It’s vital to assign responsibility for data sets to a clear owner; everyone needs to know who the data owner is. This helps with data auditing and governance. If something goes wrong, a clear chain of command to report to will vastly help with patching any security flaws.

 

Even the best security can fail

Of course, no matter how secure your systems, breaches can still occur. When securing your systems, also consider any crisis management that you may need if the data is lost. You could have the best firewall in the world, but nothing is there to stop a rogue employee from taking a photo of data on their screen and leaking it. The right technology, protocols and processes still have their limits.

 

Non-sensitive data can become sensitive when analysed

People also tend to think of access to data in an isolated way. When securing data, often information such as full names and addresses are highly secured and access restricted. However, other data sets, like a date of birth and postcode might not be as secure and can lead to someone being identified. Margin is a highly sensitive and controlled figure in many organisations. But employees with access to sales and supply chain data could combine them to estimate the company margin.

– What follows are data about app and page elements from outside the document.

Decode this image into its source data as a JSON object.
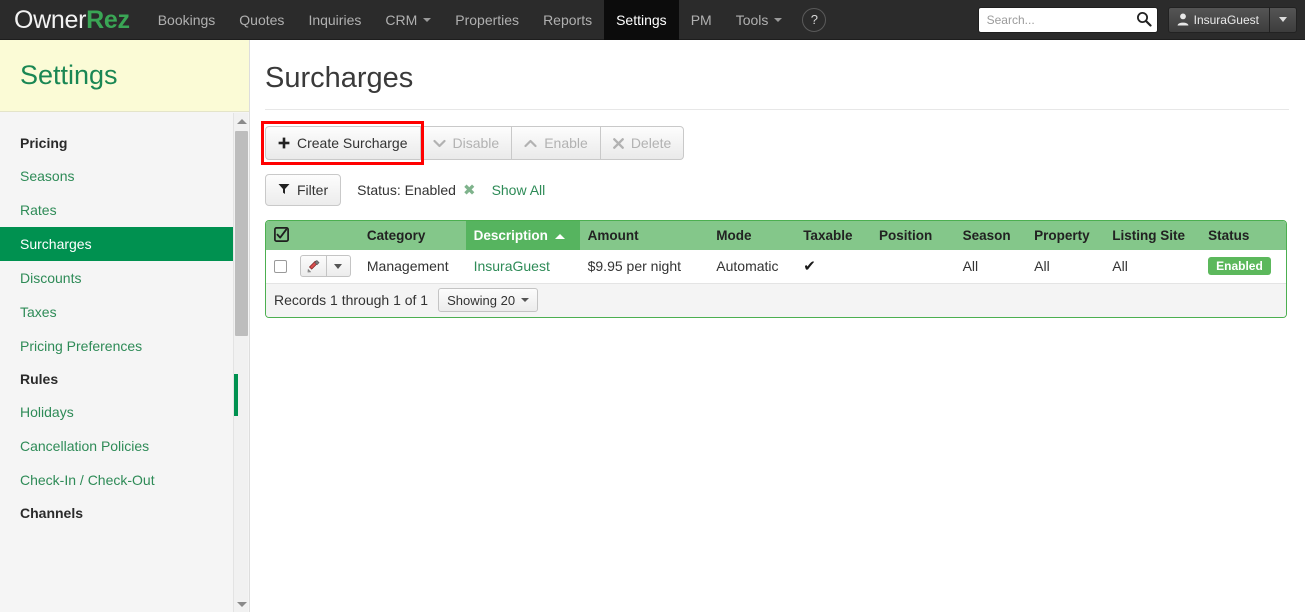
{
  "navbar": {
    "brand_part1": "Owner",
    "brand_part2": "Rez",
    "items": [
      {
        "label": "Bookings",
        "active": false,
        "caret": false
      },
      {
        "label": "Quotes",
        "active": false,
        "caret": false
      },
      {
        "label": "Inquiries",
        "active": false,
        "caret": false
      },
      {
        "label": "CRM",
        "active": false,
        "caret": true
      },
      {
        "label": "Properties",
        "active": false,
        "caret": false
      },
      {
        "label": "Reports",
        "active": false,
        "caret": false
      },
      {
        "label": "Settings",
        "active": true,
        "caret": false
      },
      {
        "label": "PM",
        "active": false,
        "caret": false
      },
      {
        "label": "Tools",
        "active": false,
        "caret": true
      }
    ],
    "help_label": "?",
    "search_placeholder": "Search...",
    "search_value": "",
    "user_label": "InsuraGuest"
  },
  "sidebar": {
    "title": "Settings",
    "items": [
      {
        "label": "Pricing",
        "type": "header"
      },
      {
        "label": "Seasons",
        "type": "link"
      },
      {
        "label": "Rates",
        "type": "link"
      },
      {
        "label": "Surcharges",
        "type": "link-active"
      },
      {
        "label": "Discounts",
        "type": "link"
      },
      {
        "label": "Taxes",
        "type": "link"
      },
      {
        "label": "Pricing Preferences",
        "type": "link"
      },
      {
        "label": "Rules",
        "type": "header"
      },
      {
        "label": "Holidays",
        "type": "link"
      },
      {
        "label": "Cancellation Policies",
        "type": "link"
      },
      {
        "label": "Check-In / Check-Out",
        "type": "link"
      },
      {
        "label": "Channels",
        "type": "header"
      }
    ]
  },
  "main": {
    "page_title": "Surcharges",
    "toolbar": {
      "create_label": "Create Surcharge",
      "disable_label": "Disable",
      "enable_label": "Enable",
      "delete_label": "Delete"
    },
    "filter": {
      "filter_label": "Filter",
      "status_text": "Status: Enabled",
      "remove_icon": "✖",
      "show_all_label": "Show All"
    },
    "table": {
      "columns": [
        {
          "label": "",
          "sorted": false,
          "icon": "select-all-checkbox"
        },
        {
          "label": "Category",
          "sorted": false
        },
        {
          "label": "Description",
          "sorted": true,
          "sort_dir": "asc"
        },
        {
          "label": "Amount",
          "sorted": false
        },
        {
          "label": "Mode",
          "sorted": false
        },
        {
          "label": "Taxable",
          "sorted": false
        },
        {
          "label": "Position",
          "sorted": false
        },
        {
          "label": "Season",
          "sorted": false
        },
        {
          "label": "Property",
          "sorted": false
        },
        {
          "label": "Listing Site",
          "sorted": false
        },
        {
          "label": "Status",
          "sorted": false
        }
      ],
      "rows": [
        {
          "category": "Management",
          "description": "InsuraGuest",
          "amount": "$9.95 per night",
          "mode": "Automatic",
          "taxable": "✔",
          "position": "",
          "season": "All",
          "property": "All",
          "listing_site": "All",
          "status": "Enabled"
        }
      ],
      "footer": {
        "records_text": "Records 1 through 1 of 1",
        "showing_label": "Showing 20"
      }
    }
  },
  "colors": {
    "brand_green": "#3aa655",
    "navbar_bg": "#2b2b2b",
    "sidebar_active": "#009150",
    "sidebar_head_bg": "#fbfbd6",
    "table_header_green": "#84c78a",
    "table_sorted_green": "#56b45f",
    "badge_green": "#5cb85c",
    "highlight_red": "#ff0000",
    "link_green": "#2e8b57"
  }
}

When securing data, therefore, don’t just consider the data itself but what it could become. Secure the elements of sensitive data as well. Don’t fall for data that is pseudo-anonymous by believing that it’s fully secure and anonymous.

 

Data security should not hinder operations

Another aspect of data security to consider is the user experience of your security approach. Employees need a seamless user experience when working. Security systems must not hinder their work. It needs to run in the background without requiring their involvement. They shouldn’t even know that it’s there.

 

Employees are your weakest link

Speaking of which, people are often the weakest link in your security. Again, there’s very little you can do to stop someone from taking a photo of a computer screen. An integral part of data security is educating people on best practice. That includes teaching them not to write passwords down, what makes a strong password and to always lock their computers when away from their desks. Hold regular sessions to refresh their knowledge and keep people up to speed with current security threats.

 

Keep backing-up your data

Also back-up your data on a regular (weekly or daily) basis. In the event of a data breach or hack, that back-up will come in handy. It also gives you an opportunity to audit your data at the same time.

 

Take it seriously

Any organisation that uses data needs to take data security seriously. There is a risk when you store any data. It’s precious stuff, and there are a lot of people out there who’d love to get their hands on it. Following data security best practices will stop them in their tracks. Good data governance will also prevent leaks from occurring.

You cannot use data without securing it. That goes beyond physical security, pen tests and firewalls. It’s also about the mindset of your employees and their respect for data. Create a culture of accountability, and the rest of your data security will be much easier to implement.

Jason Foster – Founder & CEO